If there’s one thing we can all agree on during this pandemic, it must be the heroic legacy of Captain Sir Tom Moore. Surely?!

Not quite, it seems. Joseph Kelly, from Glasgow, is accused of calling for Captain Sir Tom to “burn” his tragic death at the hands of coronavirus earlier this month.

But Kelly, a Celtic fan, denies sending the ‘offensive’ tweet about the war hero.

Joseph Kelly, 35, from Castlemilk in Glasgow, is accused of tweeting on February 3: ‘The only good Brit soldier is a deed [sic] one, burn auld fella, buuuuurn.’

It was the day after Captain Sir Tom Moore passed away in Bedford Hospital.

Offensive remarks

Kelly has been charged under the Communications Act 2003 but was not present when his case was called at Lanark Sheriff Court.

His lawyer entered a not guilty plea on his behalf and he has been given a trial date of Thursday June 17.

The charges against Kelly state: ‘On February 3, 2021, you Joseph Kelly did cause to be sent by means of a public electronic communications network a post to the public using social media that was grossly offensive or of an indecent, obscene or menacing character, and that did utter offensive remarks about Captain Sir Tom Moore, now deceased.’

The war veteran became a national hero after fundraising more than £32 million for NHS Charities Together.

‘Would have broken his heart’

The centenarian initially planned to raise £1,000 by walking 100 laps of his garden ahead of his 100th birthday last April.
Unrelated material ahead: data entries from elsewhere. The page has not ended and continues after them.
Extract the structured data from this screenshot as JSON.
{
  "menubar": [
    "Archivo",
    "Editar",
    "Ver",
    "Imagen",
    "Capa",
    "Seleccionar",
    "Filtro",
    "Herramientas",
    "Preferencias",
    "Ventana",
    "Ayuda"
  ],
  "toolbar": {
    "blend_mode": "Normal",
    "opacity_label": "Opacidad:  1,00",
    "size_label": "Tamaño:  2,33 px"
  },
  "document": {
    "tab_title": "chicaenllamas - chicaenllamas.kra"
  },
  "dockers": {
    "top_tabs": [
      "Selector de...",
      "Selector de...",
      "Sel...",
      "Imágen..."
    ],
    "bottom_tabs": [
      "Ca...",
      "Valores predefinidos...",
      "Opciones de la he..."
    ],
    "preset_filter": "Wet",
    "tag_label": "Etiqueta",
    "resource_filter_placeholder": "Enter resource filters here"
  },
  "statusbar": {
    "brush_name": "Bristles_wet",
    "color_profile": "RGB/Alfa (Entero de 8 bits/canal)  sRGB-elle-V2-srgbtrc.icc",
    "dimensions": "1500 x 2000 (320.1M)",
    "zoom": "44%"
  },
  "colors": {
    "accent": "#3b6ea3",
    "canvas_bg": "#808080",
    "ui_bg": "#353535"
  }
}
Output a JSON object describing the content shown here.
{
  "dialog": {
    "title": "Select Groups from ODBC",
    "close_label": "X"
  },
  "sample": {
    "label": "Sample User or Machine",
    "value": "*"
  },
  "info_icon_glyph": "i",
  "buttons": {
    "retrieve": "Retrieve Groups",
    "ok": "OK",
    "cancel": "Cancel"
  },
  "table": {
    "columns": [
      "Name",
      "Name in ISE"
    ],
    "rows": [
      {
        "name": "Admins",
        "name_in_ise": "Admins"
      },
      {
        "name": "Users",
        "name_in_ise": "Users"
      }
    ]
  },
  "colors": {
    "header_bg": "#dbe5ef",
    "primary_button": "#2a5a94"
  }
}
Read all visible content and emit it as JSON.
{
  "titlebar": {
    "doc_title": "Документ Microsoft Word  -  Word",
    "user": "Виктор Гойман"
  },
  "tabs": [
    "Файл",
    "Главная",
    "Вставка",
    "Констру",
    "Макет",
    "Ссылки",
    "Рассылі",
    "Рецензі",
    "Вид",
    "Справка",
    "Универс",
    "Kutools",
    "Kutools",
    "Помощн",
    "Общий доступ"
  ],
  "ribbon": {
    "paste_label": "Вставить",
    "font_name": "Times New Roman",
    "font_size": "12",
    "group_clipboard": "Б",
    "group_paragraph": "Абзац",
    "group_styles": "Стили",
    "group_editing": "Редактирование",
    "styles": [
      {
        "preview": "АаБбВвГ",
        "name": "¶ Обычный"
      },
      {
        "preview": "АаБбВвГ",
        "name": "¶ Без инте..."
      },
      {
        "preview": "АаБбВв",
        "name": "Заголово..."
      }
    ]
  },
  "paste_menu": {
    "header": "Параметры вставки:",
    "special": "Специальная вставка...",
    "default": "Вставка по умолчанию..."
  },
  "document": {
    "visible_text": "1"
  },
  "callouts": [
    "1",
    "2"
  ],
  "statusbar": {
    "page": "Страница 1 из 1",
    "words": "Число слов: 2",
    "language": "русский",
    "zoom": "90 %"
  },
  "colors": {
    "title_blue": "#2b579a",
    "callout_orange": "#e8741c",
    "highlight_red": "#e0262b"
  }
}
But his plight captured the hearts of Britain, and his goal was quickly surpassed. He was knighted by the Queen at a special ceremony in July for his efforts.

Captain Tom’s daughter Hannah Ingram-Moore has previously spoken out about hateful online trolls during her father’s fundraising efforts.

Hannah said: “I think it would have broken his heart honestly if we’d said to him people are hating us.

‘Outrageous negativity’

“I couldn’t tell him.”

“Because how do you rationalise to a 100-year-old man that something so incredibly good can attract such horror.”

“So we contained it within the four of us and we said we wouldn’t play to […] that vile minority, we wouldn’t play to them, we’re not because we are talking to the massive majority of people who we connect with.”

Mrs Ingram-Moore also revealed her family had faced some “outrageous negativity” after their trip to Barbados in December.

Cancel Culture

She added: “That trip to the Caribbean was a holiday of a lifetime for him. He sat outside in 29 degrees, in shorts, short-sleeve shirts and sandals.”

“I think we accept that whatever we do somebody won’t like it and there was outrageous negativity and yet we realised we had to shelter him from that,” she said.

“It came in its thickest and fastest when we were already realising he was not very well and that’s what triggered it. It felt so grossly unfair.”

Kelly’s trial comes as the Scottish National Party push for new hate crime bill. It aims to criminalise ‘stirring up hatred’  but critics have said the definition is ‘vague’ and could legalise cancel culture.

Image via Alamy.